* _DESCRIPTION OF THE TASK_:
Repeat the entries exactly, and do not carry the pictures over.

* _DATA_:
▼▼▼

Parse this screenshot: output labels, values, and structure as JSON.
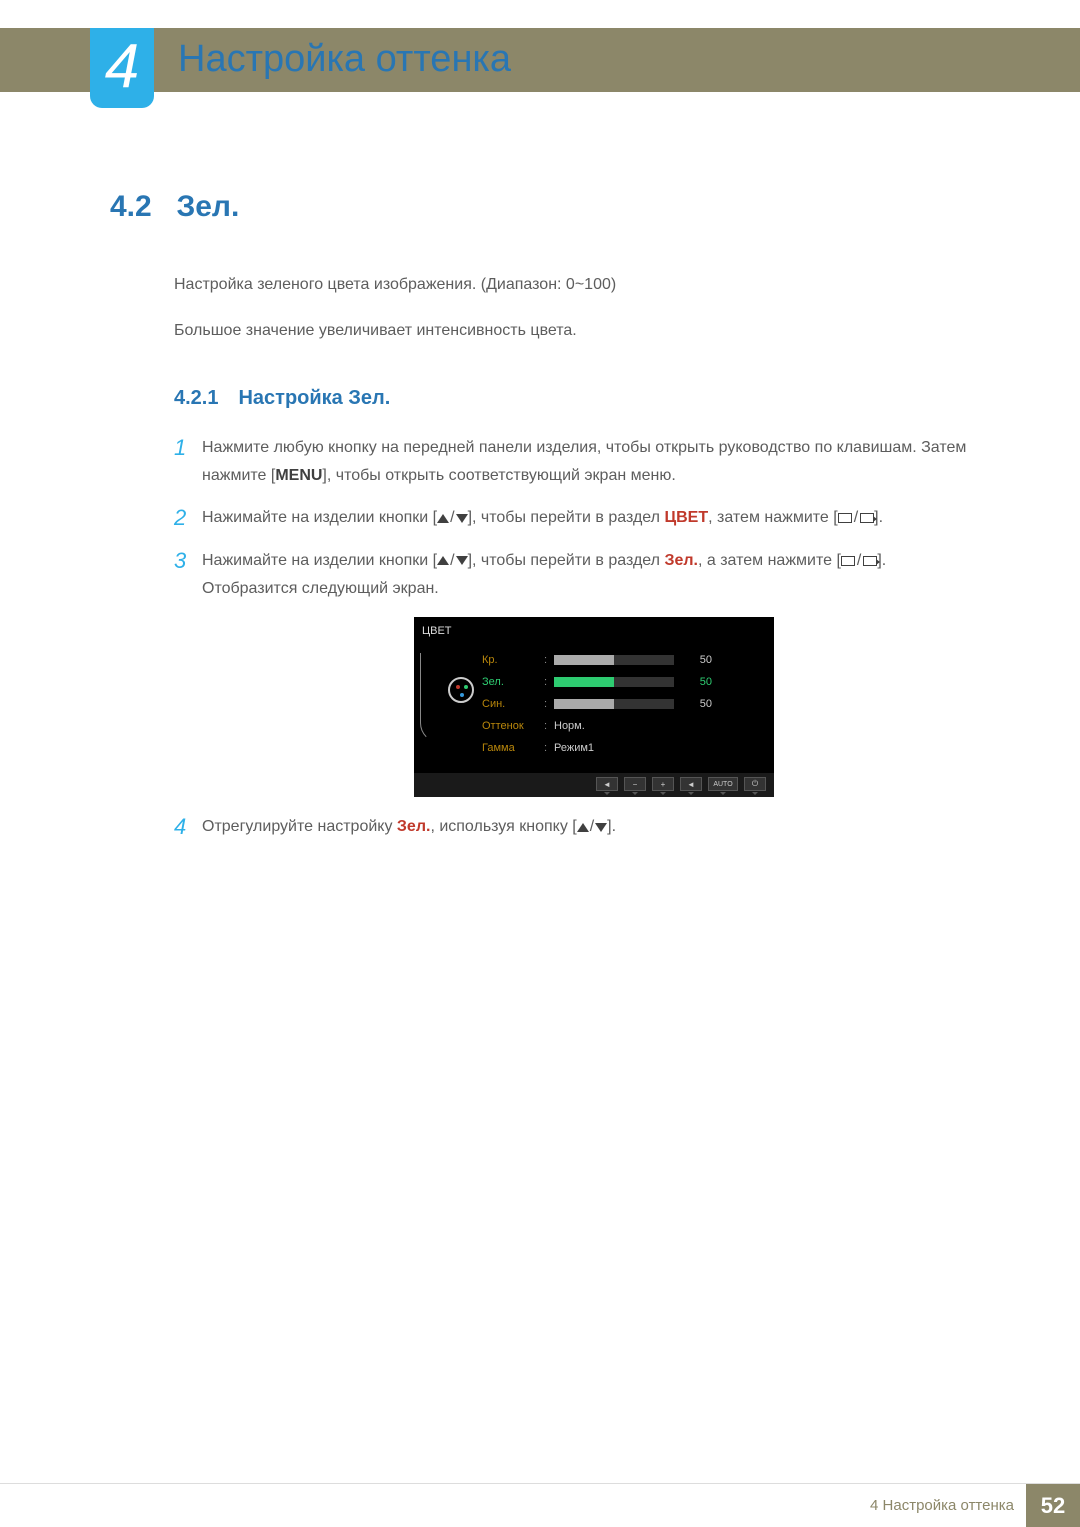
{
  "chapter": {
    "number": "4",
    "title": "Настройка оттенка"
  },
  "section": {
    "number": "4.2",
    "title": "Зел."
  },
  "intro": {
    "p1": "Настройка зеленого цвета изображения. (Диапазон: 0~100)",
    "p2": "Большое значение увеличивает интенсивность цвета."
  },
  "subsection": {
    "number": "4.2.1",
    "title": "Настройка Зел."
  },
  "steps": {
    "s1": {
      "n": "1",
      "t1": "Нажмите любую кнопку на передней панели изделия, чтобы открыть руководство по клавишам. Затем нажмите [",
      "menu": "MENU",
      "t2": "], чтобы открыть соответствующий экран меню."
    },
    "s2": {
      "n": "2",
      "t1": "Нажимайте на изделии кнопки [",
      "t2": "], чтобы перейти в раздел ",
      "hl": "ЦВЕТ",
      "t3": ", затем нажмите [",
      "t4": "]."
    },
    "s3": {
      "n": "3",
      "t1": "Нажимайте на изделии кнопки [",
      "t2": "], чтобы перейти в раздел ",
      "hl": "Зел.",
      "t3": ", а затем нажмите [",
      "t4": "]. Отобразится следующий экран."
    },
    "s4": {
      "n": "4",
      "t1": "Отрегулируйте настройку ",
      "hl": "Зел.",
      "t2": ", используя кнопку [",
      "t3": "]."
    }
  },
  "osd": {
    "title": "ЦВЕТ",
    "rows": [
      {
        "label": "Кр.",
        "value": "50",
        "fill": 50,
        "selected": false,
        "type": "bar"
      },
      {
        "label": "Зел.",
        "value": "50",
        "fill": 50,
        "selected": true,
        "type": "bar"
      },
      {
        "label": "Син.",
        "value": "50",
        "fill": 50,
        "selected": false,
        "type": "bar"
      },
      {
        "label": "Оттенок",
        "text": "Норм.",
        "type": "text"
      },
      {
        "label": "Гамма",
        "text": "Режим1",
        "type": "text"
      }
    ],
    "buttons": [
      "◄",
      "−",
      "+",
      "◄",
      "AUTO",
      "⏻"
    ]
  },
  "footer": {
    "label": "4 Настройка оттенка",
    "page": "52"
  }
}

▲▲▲

* _ANSWER SPACE_:
Parse this screenshot: output labels, values, and structure as JSON.
{
  "chapter": {
    "number": "4",
    "title": "Настройка оттенка"
  },
  "section": {
    "number": "4.2",
    "title": "Зел."
  },
  "intro": {
    "p1": "Настройка зеленого цвета изображения. (Диапазон: 0~100)",
    "p2": "Большое значение увеличивает интенсивность цвета."
  },
  "subsection": {
    "number": "4.2.1",
    "title": "Настройка Зел."
  },
  "steps": {
    "s1": {
      "n": "1",
      "t1": "Нажмите любую кнопку на передней панели изделия, чтобы открыть руководство по клавишам. Затем нажмите [",
      "menu": "MENU",
      "t2": "], чтобы открыть соответствующий экран меню."
    },
    "s2": {
      "n": "2",
      "t1": "Нажимайте на изделии кнопки [",
      "t2": "], чтобы перейти в раздел ",
      "hl": "ЦВЕТ",
      "t3": ", затем нажмите [",
      "t4": "]."
    },
    "s3": {
      "n": "3",
      "t1": "Нажимайте на изделии кнопки [",
      "t2": "], чтобы перейти в раздел ",
      "hl": "Зел.",
      "t3": ", а затем нажмите [",
      "t4": "]. Отобразится следующий экран."
    },
    "s4": {
      "n": "4",
      "t1": "Отрегулируйте настройку ",
      "hl": "Зел.",
      "t2": ", используя кнопку [",
      "t3": "]."
    }
  },
  "osd": {
    "title": "ЦВЕТ",
    "rows": [
      {
        "label": "Кр.",
        "value": "50",
        "fill": 50,
        "selected": false,
        "type": "bar"
      },
      {
        "label": "Зел.",
        "value": "50",
        "fill": 50,
        "selected": true,
        "type": "bar"
      },
      {
        "label": "Син.",
        "value": "50",
        "fill": 50,
        "selected": false,
        "type": "bar"
      },
      {
        "label": "Оттенок",
        "text": "Норм.",
        "type": "text"
      },
      {
        "label": "Гамма",
        "text": "Режим1",
        "type": "text"
      }
    ],
    "buttons": [
      "◄",
      "−",
      "+",
      "◄",
      "AUTO",
      "⏻"
    ]
  },
  "footer": {
    "label": "4 Настройка оттенка",
    "page": "52"
  }
}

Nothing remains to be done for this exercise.